The government is currently holding talks with the EU over future regulatory cooperation on financial services. The only way the City can regain its pre-Brexit access is if Brussels grants regulatory equivalence in about 40 different areas.
Amsterdam surpassed London as Europe’s largest share trading centre last month in January, trading an average €9.2bn shares a day.
While much was made of London losing its crown, Amsterdam is still a relative minnow placing 28th in Z/Yen’s Global Financial Centres Index.
London secured the top spot for financial sector development while being recognised for human capital and infrastructure, which includes regulation.
It supports a recent survey of global chief executives which found the UK is a more attractive investment proposition than it was before Brexit.
PwC’s annual survey of global chief executives revealed the UK has overtaken India as the fourth most attractive growth target to bosses, behind the US, China and Germany.
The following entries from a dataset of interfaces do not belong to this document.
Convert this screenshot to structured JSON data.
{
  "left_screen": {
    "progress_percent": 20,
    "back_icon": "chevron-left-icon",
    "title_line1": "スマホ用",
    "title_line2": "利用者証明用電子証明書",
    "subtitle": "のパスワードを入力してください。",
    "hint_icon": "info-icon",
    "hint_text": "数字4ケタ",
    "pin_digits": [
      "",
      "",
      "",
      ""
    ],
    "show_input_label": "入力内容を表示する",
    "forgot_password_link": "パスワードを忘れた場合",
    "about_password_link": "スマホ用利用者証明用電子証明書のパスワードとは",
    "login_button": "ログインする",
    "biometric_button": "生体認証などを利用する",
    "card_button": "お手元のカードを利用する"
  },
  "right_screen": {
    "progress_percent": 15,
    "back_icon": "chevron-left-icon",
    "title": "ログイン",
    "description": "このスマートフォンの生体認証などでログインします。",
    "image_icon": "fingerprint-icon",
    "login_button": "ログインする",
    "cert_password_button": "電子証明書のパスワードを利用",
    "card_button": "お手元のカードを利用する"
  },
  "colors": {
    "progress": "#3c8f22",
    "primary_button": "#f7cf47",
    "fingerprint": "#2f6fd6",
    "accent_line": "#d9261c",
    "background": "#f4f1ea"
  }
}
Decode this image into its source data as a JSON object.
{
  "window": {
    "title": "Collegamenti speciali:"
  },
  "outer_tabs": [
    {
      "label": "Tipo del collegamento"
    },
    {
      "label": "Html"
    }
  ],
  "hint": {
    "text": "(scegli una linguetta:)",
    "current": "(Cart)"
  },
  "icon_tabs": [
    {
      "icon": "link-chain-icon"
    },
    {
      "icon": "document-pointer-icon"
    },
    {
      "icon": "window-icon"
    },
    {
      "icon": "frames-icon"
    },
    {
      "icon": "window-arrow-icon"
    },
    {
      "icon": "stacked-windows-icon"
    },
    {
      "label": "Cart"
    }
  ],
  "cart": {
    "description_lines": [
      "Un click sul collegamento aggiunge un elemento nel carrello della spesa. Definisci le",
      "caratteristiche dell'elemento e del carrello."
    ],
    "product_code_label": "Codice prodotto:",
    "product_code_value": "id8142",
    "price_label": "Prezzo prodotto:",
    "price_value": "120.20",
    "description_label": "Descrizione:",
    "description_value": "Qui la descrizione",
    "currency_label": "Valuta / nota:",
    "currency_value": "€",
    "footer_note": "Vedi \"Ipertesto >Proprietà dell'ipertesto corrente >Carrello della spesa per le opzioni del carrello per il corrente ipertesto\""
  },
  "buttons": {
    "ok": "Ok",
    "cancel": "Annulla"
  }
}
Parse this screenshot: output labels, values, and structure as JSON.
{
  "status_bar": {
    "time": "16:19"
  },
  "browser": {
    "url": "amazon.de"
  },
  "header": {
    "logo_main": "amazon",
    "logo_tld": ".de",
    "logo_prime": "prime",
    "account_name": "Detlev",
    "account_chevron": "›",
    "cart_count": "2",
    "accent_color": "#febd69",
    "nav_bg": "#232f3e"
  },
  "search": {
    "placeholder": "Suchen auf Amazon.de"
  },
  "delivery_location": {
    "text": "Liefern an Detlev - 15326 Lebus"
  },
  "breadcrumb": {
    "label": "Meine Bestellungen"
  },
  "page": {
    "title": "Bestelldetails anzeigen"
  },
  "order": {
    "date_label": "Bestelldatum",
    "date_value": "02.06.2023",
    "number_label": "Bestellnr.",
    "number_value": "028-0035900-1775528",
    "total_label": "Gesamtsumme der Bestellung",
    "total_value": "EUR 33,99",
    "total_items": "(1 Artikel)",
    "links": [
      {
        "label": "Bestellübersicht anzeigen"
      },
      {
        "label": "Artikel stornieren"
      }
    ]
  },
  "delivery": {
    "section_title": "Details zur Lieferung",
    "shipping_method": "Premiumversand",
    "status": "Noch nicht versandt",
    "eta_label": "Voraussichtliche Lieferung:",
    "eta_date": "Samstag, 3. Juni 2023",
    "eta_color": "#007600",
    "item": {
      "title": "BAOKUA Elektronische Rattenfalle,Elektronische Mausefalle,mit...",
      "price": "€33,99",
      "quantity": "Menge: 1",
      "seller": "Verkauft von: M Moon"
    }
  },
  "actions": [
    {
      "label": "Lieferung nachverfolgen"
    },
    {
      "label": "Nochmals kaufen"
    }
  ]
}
London’s fintech offering has also been recognised coming in fifth place behind New York, Shanghai, Beijing, and Shenzhen. It has become an important part of the UK economy with London attracting more private funding than all other European cities combined.
It has been helped primarily by a friendly regulatory environment, like the Financial Conduct Authority’s sandbox scheme, and the government is hoping to implement fresh measures to support the sector.
“The UK needs to ensure our regulatory framework keeps pace with technological change and innovation. That is why we urge the Government to implement recommendations from the Kalifa and Hill reviews,” McGuinness added.